Feline FelD1 is the protein that causes allergies in humans. It is produced by the sebaceous glands of the cat’s skin and is also found in his saliva deposited on the hair while it licks. When the hair dries the protein evaporates in the air. So it is not, as is commonly thought, the cat’s fur the cause of the allergy but the protein in its saliva!

Normally male cats have a greater production of FelD1 than females. The Siberian Cat produces a lesser amount of this protein. For 70-90% of people allergic to cat will be able to live with a Siberian Cat. The common cat produces about 63,000 micrograms of FelD1, however it is estimated that the Siberian.

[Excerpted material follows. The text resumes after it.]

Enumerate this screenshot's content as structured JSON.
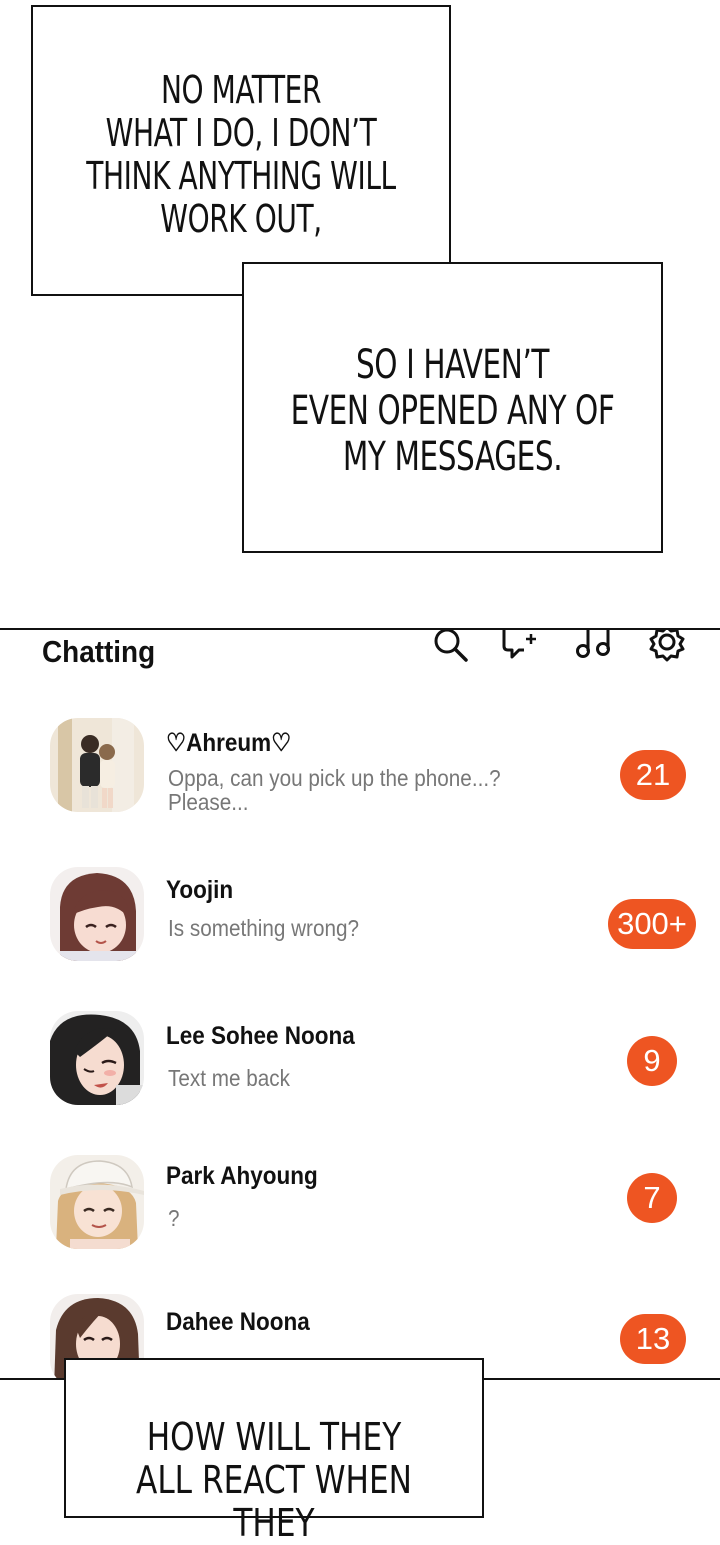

Tests on the presence of FelD1 in the cat performed on hair samples

These tests were carried out in December 1999 by the workshop “Indoor Biotechnologies” in Virginia (1216 Harris St, Charlottesville, VA 22903) to verify the amount of FelD1 produced by some cats including the Siberian Cat.

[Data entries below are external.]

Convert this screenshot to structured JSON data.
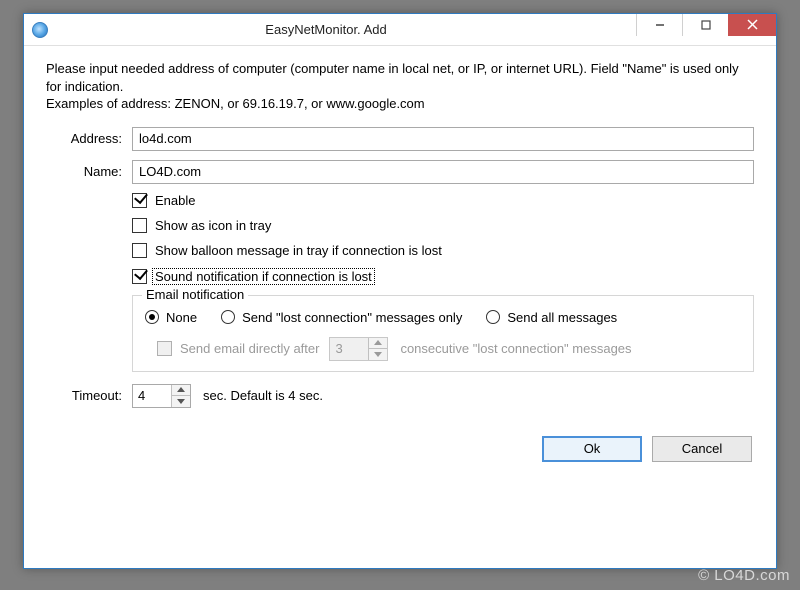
{
  "window": {
    "title": "EasyNetMonitor. Add"
  },
  "instructions": {
    "line1": "Please input needed address of computer (computer name in local net, or IP, or internet URL). Field \"Name\" is used only for indication.",
    "line2": "Examples of address:   ZENON, or  69.16.19.7,  or www.google.com"
  },
  "fields": {
    "address_label": "Address:",
    "address_value": "lo4d.com",
    "name_label": "Name:",
    "name_value": "LO4D.com"
  },
  "options": {
    "enable": "Enable",
    "show_tray_icon": "Show as icon in tray",
    "show_balloon": "Show balloon message in tray if connection is lost",
    "sound_notification": "Sound notification if connection is lost"
  },
  "email": {
    "group_label": "Email notification",
    "none": "None",
    "lost_only": "Send \"lost connection\" messages only",
    "send_all": "Send all messages",
    "direct_prefix": "Send email directly after",
    "direct_value": "3",
    "direct_suffix": "consecutive \"lost connection\" messages"
  },
  "timeout": {
    "label": "Timeout:",
    "value": "4",
    "suffix": "sec. Default is 4 sec."
  },
  "buttons": {
    "ok": "Ok",
    "cancel": "Cancel"
  },
  "watermark": "© LO4D.com"
}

These are the results:
male Common Cat, neut: 62,813 mg / male Siberian Cat, neut: 2,001 mg / female Siberian Cat, neut: 205.50 mg

This indicates that the Siberian Cat has a much lower production FelD1 than the common cat, neutral females have even less than males.

In fact, many allergy sufferers have a sensitivity to FelD1, and some Siberians have a lower than average occurence of FelD1 in their saliva. When a cat licks its fur, the saliva dries and flakes to create the dander to which people are allergic. This can vary from cat to cat and person to person. If you are allergic to cats and want to test your allergic response to Siberians, it is best to test with the Siberian you are thinking of getting. Spend time with it and find out how you react. There are no guarantees, but there is hope for allergy sufferers.

These tests were carried out in December 1999 by the workshop “Indoor Biotechnologies” in Virginia (1216 Harris St, Charlottesville, VA 22903) to verify the amount of FelD1 produced by some cats including the Siberian Cat.